Plaintiff contends that Defendants provide only conclusory allegations, without supporting documents or declarations, and thus fail to establish the first to file rule as a meritorious defense. Plaintiff misconstrues the burden at this stage; the Court need not determine whether the first to file rule in fact applies. Rather, "[a]ll that is necessary to satisfy the meritorious defense' requirement is to allege sufficient facts that, if true, would constitute a defense." Mesle, 615 F.3d at 1094. Assuming Defendants' allegations as true, the first to file rule would constitute a defense and thus qualifies as a meritorious defense for the purposes of the present motion. Thus, this factor weighs in favor of setting aside the default.
In determining whether the plaintiff will be prejudiced, "the standard is whether [plaintiff's] ability to pursue his claim will be hindered." Falk, 739 F.2d at 463. "To be prejudicial, the setting aside of a judgment must result in greater harm than simply delaying resolution of the case." TCI Group, 244 F.3d at 701. "[T]he delay must result in tangible harm such as loss of evidence, increased difficulties of discovery, or greater opportunity for fraud or collusion." Thompson v. American Home Assur. Co., 95 F.3d 429, 433-34 (9th Cir. 1996).
Here, nothing suggests any prejudice to Plaintiff beyond simple delay. Plaintiff's contention that setting aside default causes prejudice by excusing six months of infringement is unpersuasive in at least two respects: (1) Plaintiff did not move for an injunction until March 22, 2013, months after filing the complaint, which delay undermines the purported urgency and severity of past harm; and (2) an order enjoining Defendants' alleged copyright infringement and unfair business practices already issued, which undermines the risk of future harm. [Doc. No. 31.] Whether Defendants are in fact violating the Court's injunction order is not presently before the Court. Thus, the absence of prejudice to Plaintiff weighs in favor of setting aside the default.

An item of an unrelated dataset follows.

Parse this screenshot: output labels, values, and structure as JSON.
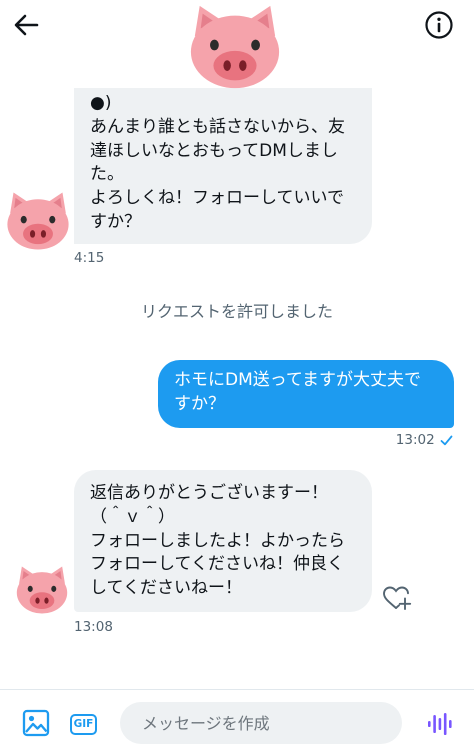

Because Defendants' conduct is not culpable, Defendants have a meritorious defense, and Plaintiff will not be prejudiced, the Court GRANTS Defendants' motion to set aside the default.
II. Motion for Extension
Defendants' motion for an extension of time was filed after default. It is thus precluded. [ See Doc. No. 28 (explaining that "[t]he Clerk of Court's entry of default cuts off a defendant's right to appear in an action" and thus that motions, except to set aside default, "filed after default... [are] precluded."); see also Transamerica Life Ins. Co. v. Shubin, 2012 WL 5364645, at *2 (E.D. Cal. Oct. 31, 2012). Accordingly, Defendants' motion for an extension of time is DENIED.
For the foregoing reasons, the Court GRANTS Defendants' motion to set aside the default, [Doc. No. 14], and DENIES Defendants' motion for an extension, [Doc. No. 32]. Defendants shall answer or otherwise respond to Plaintiff's complaint on or before July 23, 2013.
IT IS SO ORDERED.